Copy each line from the listing below where the word "Indented" shows up.

» Material supplied:

:::::

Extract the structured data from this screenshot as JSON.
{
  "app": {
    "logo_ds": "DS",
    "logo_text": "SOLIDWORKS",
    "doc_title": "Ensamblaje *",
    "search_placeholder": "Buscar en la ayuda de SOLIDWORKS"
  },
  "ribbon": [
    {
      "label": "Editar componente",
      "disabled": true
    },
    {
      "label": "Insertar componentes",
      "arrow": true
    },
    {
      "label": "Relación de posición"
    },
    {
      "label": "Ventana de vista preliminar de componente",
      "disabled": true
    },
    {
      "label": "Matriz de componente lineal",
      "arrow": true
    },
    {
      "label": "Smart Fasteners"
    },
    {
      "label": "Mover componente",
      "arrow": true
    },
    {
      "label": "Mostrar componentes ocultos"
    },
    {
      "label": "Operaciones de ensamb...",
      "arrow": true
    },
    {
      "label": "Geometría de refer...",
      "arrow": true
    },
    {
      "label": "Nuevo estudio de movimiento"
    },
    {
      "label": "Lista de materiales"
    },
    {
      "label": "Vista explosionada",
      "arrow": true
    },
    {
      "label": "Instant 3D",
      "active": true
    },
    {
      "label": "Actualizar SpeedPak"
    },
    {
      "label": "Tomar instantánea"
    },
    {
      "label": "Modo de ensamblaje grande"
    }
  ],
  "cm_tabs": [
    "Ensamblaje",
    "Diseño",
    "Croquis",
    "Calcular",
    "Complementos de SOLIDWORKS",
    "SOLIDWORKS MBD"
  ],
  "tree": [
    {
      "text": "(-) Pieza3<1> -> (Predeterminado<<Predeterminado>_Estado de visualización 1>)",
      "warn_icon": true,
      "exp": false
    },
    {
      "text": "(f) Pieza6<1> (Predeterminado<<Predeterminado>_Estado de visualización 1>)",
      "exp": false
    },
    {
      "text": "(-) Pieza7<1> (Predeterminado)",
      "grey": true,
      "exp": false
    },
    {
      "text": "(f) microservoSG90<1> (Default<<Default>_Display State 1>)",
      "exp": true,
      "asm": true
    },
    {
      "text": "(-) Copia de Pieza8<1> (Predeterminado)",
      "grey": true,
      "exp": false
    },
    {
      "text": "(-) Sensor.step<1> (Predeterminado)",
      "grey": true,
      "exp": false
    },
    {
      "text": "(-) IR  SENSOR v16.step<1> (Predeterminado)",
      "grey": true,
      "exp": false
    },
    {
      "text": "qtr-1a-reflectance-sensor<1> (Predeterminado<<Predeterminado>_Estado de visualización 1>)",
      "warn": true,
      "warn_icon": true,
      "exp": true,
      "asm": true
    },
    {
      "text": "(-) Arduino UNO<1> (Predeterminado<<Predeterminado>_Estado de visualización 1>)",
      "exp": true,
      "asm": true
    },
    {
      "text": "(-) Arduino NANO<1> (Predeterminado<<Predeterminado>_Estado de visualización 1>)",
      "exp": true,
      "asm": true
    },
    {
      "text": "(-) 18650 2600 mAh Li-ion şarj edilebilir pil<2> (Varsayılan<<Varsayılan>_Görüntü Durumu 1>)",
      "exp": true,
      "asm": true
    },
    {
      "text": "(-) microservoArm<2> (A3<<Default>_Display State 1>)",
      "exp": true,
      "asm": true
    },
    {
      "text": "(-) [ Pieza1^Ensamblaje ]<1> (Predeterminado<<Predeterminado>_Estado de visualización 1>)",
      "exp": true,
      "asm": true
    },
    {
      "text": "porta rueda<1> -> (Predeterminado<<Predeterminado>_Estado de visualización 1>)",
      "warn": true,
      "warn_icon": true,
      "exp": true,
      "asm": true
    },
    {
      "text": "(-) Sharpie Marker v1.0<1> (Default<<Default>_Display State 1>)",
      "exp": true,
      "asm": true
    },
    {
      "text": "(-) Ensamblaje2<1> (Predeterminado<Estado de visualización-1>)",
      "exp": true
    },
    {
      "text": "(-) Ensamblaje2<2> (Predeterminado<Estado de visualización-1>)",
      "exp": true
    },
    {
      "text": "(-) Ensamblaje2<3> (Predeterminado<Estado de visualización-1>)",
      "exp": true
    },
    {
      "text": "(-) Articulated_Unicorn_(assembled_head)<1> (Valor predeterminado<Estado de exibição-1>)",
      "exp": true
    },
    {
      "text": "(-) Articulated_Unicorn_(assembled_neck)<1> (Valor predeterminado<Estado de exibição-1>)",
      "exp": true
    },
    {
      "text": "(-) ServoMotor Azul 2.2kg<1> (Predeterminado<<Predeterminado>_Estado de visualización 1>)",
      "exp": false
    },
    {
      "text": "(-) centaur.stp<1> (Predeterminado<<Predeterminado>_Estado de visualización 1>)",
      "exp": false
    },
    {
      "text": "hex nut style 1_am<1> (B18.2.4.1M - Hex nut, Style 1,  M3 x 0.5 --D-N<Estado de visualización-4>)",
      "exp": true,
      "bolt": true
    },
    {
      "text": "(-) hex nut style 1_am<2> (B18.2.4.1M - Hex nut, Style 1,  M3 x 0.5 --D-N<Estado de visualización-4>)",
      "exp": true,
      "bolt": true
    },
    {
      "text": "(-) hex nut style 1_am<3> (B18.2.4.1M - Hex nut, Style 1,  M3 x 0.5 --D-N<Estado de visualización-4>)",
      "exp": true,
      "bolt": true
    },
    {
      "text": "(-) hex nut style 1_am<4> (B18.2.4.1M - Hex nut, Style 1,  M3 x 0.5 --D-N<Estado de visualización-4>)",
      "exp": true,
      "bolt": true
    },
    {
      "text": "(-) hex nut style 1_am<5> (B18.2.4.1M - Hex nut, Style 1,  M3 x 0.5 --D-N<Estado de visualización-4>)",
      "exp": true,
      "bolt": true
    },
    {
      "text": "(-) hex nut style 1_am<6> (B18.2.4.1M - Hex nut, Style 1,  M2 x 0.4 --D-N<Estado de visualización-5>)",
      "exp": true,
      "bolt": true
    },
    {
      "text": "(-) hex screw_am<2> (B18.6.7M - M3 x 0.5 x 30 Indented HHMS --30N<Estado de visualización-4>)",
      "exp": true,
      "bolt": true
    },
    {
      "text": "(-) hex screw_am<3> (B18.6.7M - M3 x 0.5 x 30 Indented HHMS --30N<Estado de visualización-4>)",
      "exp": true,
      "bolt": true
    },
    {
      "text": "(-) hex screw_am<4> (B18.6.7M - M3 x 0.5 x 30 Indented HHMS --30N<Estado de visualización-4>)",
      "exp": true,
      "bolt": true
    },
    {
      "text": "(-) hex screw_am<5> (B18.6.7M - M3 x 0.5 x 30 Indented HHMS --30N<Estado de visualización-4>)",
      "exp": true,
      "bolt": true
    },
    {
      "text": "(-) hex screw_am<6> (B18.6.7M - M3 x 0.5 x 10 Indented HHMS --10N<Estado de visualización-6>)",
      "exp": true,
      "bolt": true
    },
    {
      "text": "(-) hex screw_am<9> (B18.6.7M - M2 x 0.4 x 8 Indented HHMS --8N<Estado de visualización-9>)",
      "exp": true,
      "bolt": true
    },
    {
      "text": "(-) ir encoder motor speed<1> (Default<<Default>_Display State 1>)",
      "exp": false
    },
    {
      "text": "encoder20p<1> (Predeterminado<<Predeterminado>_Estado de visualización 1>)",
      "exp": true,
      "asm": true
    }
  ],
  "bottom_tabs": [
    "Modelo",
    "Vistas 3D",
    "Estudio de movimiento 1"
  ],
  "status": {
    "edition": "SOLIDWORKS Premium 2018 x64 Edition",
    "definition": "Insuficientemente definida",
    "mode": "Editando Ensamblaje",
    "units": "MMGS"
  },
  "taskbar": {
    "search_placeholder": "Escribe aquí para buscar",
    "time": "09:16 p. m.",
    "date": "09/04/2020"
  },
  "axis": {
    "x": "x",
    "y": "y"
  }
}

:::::

» Exercise result:
      "text": "(-) hex screw_am<2> (B18.6.7M - M3 x 0.5 x 30 Indented HHMS --30N<Estado de visualización-4>)",
      "text": "(-) hex screw_am<3> (B18.6.7M - M3 x 0.5 x 30 Indented HHMS --30N<Estado de visualización-4>)",
      "text": "(-) hex screw_am<4> (B18.6.7M - M3 x 0.5 x 30 Indented HHMS --30N<Estado de visualización-4>)",
      "text": "(-) hex screw_am<5> (B18.6.7M - M3 x 0.5 x 30 Indented HHMS --30N<Estado de visualización-4>)",
      "text": "(-) hex screw_am<6> (B18.6.7M - M3 x 0.5 x 10 Indented HHMS --10N<Estado de visualización-6>)",
      "text": "(-) hex screw_am<9> (B18.6.7M - M2 x 0.4 x 8 Indented HHMS --8N<Estado de visualización-9>)",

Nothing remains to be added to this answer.